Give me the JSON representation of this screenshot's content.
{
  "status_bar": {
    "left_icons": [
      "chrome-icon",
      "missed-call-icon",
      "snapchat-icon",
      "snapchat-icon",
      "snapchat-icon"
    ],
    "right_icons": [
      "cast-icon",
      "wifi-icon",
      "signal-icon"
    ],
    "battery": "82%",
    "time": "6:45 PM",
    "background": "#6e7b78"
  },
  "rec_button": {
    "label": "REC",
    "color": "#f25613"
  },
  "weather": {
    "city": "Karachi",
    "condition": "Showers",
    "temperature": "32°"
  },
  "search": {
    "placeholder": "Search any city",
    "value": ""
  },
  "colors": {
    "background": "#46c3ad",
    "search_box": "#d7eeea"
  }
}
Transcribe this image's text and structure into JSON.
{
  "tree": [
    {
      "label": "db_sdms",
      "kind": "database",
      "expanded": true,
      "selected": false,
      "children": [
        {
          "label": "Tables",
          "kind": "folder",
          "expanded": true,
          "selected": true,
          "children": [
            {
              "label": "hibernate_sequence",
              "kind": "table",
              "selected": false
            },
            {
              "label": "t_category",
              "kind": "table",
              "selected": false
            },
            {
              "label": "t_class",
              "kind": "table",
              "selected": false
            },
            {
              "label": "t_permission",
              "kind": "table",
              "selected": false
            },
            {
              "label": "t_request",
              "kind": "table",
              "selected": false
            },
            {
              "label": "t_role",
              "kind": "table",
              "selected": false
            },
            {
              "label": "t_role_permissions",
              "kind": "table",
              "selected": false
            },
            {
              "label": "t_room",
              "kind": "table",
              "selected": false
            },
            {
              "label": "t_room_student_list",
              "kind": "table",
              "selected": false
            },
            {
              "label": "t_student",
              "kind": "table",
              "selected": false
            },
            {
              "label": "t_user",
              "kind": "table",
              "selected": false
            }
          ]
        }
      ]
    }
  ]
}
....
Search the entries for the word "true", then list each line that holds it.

● RESULT:
      "expanded": true,
          "expanded": true,
          "selected": true,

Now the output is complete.